The definition of trust provided by the OECD Guidelines is “a person’s belief that another person or institution will act consistently with their expectations of positive behavior”. Trust matters for the well-being of people and the country where they live: there is strong evidence on its role in supporting social and economic relations. Trust between individuals and trust in institutions determine economic growth, social cohesion, and well-being. These are crucial components for policy reforms and the sustainability of political systems as well as industry.

Metin: What do you think is a characteristic that great leaders share, and conversely, a habit to avoid so you don’t become a leader who is not expressing full potential?

Great leaders leverage emotion and intuition, showing compassion, humbleness, and openness. They listen and empower, promoting common goals by inspiring a shared vision of sustainable prosperity. Moreover, they make digitalization and innovation truly happen, they innovate responsibly through emerging technology, they capitalize on expertise, intellect, and insight, and they are the first ones to embrace continuous learning and knowledge exchange.

A habit to avoid? I’ll quote Tomas Chamorro-Premuzic and pick the most dangerous: toxic charisma.

In times of multimedia politics, leadership is commonly downgraded to just another form of entertainment, and charisma seems a must to keep the audience engaged. However, the short-term benefits of charisma are often neutralized by its long-term consequences.

Charisma dilutes judgment: There are only three ways to influence others: force, reason, or charm. Force and reason are rational, charm is not. Charm is based on emotional manipulation and, as such, it has the ability to trump any rational assessment and bias our views.

– Charisma is addictive and research proves that it fosters collective narcissism. Especially in the era of social media.

 Experts recommend upgrading to a more rational and uncontaminated leadership model by:

1. Selecting leaders using scientifically validated assessment tools, instead of relying on “chemistry” or intuition. For example, narcissists tend to perform well in interviews, and confidence display is often mistaken for competence.

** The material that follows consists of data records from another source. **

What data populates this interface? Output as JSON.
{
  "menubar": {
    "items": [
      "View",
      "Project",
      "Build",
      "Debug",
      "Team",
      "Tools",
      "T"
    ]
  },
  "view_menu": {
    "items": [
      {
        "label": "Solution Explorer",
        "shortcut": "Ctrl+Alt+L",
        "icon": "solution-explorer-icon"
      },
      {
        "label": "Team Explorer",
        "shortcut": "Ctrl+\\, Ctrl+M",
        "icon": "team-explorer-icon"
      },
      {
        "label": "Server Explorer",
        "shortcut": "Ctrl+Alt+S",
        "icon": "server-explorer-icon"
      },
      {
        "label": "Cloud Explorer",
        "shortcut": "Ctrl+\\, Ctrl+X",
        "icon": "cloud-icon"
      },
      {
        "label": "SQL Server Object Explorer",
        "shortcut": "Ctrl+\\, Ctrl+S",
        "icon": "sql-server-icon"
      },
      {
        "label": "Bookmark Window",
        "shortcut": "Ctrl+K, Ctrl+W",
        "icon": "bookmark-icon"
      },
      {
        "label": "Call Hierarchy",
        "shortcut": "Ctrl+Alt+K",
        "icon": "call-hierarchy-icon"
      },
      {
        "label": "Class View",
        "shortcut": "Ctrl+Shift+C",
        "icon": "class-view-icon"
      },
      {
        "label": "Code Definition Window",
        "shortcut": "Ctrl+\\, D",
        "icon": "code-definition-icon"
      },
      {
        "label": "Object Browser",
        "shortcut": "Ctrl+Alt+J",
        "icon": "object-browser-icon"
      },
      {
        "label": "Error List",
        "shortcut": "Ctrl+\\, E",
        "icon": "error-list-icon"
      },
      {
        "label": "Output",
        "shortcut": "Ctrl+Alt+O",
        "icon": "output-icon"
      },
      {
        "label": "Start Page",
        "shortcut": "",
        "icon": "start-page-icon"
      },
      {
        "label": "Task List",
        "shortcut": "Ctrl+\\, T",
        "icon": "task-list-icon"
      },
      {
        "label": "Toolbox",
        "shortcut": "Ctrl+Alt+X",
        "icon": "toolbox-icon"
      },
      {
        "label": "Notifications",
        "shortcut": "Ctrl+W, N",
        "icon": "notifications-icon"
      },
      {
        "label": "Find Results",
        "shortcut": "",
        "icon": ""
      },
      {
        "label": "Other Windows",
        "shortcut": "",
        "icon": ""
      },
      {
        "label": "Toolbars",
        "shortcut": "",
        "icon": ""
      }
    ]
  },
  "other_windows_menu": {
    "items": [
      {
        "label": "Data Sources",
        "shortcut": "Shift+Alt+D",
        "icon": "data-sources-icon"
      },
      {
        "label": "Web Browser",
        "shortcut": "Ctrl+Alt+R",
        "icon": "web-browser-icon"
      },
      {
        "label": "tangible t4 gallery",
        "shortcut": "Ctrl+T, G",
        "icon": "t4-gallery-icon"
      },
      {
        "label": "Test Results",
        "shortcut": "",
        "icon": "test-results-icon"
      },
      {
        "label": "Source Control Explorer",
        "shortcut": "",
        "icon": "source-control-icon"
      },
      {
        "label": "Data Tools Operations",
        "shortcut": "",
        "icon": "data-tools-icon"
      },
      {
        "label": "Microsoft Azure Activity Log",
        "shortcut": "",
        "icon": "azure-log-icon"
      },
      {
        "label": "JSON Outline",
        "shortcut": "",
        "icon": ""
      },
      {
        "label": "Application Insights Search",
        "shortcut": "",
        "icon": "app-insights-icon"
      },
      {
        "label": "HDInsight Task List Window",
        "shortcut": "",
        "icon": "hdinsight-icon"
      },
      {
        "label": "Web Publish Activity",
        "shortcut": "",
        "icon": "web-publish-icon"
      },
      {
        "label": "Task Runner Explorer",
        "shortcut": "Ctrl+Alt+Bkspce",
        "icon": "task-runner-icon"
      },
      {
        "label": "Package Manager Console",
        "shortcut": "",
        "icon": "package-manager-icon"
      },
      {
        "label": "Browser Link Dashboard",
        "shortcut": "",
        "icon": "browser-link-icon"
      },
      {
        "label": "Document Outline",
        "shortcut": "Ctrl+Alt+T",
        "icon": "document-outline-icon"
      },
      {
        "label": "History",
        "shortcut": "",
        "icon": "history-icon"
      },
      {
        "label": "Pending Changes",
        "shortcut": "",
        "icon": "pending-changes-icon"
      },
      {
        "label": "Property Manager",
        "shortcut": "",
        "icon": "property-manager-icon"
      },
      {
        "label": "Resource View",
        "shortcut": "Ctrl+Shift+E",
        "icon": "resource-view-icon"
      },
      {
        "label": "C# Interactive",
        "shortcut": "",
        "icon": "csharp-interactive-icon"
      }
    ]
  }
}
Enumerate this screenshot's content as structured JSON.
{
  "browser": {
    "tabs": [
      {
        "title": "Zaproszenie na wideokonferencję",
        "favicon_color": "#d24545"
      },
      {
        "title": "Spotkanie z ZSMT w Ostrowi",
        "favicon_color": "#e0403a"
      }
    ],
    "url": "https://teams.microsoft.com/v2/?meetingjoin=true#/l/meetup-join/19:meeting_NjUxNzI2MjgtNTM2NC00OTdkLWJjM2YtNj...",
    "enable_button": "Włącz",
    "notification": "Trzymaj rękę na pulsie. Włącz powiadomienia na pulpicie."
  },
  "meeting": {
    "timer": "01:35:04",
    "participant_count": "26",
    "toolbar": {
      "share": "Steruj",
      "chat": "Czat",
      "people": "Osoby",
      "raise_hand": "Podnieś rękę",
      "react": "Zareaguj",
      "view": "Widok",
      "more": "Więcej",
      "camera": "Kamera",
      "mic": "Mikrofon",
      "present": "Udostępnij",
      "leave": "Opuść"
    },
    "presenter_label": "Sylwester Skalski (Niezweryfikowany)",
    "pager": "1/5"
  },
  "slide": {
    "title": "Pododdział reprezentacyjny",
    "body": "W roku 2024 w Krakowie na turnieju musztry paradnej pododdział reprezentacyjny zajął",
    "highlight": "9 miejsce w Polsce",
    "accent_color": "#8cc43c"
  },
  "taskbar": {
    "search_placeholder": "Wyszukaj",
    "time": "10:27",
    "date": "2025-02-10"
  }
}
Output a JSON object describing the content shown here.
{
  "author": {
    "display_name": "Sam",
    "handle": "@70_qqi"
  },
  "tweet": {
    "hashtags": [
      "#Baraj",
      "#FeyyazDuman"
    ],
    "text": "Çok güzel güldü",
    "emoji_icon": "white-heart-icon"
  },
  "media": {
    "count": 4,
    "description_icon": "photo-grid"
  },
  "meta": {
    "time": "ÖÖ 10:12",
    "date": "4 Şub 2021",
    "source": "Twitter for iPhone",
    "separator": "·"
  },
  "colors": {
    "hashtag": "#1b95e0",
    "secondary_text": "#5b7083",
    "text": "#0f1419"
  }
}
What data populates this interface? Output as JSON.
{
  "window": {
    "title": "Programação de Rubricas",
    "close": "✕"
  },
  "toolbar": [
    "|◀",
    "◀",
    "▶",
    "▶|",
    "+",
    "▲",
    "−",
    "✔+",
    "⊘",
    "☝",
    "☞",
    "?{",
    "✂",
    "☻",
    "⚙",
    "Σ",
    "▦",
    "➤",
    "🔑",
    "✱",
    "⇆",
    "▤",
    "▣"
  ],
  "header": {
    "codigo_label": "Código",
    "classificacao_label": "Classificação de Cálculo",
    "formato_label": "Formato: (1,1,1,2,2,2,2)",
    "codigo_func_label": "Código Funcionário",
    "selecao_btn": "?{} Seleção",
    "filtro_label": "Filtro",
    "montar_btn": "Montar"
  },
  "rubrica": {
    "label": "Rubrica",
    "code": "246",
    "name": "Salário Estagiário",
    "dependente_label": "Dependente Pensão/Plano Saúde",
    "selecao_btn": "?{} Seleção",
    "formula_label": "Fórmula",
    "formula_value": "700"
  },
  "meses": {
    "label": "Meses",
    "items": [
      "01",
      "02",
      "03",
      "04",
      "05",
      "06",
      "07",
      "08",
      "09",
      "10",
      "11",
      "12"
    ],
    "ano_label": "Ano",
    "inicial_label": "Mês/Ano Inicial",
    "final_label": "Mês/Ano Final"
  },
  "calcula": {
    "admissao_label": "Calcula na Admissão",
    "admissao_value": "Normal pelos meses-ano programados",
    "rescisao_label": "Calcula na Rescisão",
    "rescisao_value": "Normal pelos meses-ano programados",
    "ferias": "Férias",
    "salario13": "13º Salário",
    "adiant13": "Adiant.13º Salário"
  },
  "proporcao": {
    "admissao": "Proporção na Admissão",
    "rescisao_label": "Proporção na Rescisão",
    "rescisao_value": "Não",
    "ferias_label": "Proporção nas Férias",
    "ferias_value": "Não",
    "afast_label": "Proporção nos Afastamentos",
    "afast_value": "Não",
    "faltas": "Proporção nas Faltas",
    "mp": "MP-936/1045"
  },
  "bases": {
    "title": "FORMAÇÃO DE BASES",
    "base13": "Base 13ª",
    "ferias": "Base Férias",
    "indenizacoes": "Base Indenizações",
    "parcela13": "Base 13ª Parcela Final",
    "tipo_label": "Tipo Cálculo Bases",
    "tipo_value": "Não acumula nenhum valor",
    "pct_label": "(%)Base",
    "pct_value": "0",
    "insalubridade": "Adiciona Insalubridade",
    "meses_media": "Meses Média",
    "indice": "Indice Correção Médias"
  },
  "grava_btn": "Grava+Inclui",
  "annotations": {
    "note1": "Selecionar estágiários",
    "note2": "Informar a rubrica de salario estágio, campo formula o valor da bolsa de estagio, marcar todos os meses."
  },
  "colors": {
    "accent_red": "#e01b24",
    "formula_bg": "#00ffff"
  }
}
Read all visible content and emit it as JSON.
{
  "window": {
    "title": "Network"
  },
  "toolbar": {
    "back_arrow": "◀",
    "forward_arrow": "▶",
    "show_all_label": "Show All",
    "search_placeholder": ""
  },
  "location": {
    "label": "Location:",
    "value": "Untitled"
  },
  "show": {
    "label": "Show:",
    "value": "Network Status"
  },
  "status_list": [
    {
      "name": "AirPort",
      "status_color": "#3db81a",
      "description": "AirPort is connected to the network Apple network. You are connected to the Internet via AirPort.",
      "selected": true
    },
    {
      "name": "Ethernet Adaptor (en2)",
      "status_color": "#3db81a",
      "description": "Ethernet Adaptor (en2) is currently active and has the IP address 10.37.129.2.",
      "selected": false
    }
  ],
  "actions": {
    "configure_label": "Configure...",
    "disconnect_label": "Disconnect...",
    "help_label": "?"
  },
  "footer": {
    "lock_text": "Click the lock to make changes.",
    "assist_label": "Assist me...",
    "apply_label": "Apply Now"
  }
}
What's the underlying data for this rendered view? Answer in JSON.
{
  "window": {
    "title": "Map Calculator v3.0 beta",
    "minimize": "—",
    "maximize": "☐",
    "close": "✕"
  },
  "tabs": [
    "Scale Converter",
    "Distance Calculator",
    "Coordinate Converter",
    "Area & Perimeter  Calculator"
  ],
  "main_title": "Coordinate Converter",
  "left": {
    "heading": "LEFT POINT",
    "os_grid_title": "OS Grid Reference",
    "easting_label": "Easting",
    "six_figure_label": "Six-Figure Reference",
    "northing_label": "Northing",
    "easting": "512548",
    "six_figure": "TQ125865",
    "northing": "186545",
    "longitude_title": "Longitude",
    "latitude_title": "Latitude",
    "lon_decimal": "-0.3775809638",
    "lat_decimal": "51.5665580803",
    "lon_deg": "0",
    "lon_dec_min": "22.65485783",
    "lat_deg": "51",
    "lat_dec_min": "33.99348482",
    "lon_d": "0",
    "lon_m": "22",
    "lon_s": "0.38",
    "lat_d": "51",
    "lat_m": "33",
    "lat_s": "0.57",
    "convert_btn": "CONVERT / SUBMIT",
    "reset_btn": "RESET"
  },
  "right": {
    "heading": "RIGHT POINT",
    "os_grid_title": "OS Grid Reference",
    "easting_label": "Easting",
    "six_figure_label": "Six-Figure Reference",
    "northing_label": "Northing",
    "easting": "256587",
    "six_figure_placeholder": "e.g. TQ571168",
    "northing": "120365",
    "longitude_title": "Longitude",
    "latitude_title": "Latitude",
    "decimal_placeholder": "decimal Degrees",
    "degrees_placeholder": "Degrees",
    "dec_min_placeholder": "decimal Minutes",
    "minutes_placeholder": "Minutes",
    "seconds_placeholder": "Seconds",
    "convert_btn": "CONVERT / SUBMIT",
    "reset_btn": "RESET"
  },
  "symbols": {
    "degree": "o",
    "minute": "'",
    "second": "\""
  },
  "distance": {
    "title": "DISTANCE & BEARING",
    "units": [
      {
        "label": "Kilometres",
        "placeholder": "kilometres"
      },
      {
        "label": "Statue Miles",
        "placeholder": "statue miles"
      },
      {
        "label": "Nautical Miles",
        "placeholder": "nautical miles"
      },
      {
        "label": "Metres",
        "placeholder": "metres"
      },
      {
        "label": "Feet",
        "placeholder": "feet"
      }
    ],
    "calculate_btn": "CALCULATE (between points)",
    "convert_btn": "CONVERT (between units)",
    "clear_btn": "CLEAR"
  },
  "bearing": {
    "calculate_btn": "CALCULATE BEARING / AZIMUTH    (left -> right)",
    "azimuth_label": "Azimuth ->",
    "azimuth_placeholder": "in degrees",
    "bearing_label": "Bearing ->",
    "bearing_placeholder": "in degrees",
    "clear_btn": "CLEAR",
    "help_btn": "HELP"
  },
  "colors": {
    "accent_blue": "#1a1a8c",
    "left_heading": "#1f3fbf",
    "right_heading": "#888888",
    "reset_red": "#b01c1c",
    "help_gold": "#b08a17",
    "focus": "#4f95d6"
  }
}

2. Fine-tuning politicians’ media exposure and airtime, which often make charismatic candidates look more competent than they actually are. This has nothing to do with limiting freedom of speech, but rather with tweaking and fact-checking content to provide factual and educational narratives.

3. Finding the hidden talent, avoiding the charisma trap. There is a universal management paradox whereby the people most likely to climb the organizational ladder do so because (rather than in spite) of character traits that impair their performance as leaders. This has been causing a considerable amount of damage at different levels and in all environments, we simply cannot afford it any longer.

This article was authored by Manuela Andaloro, Managing Director, SmartBizHub, Switzerland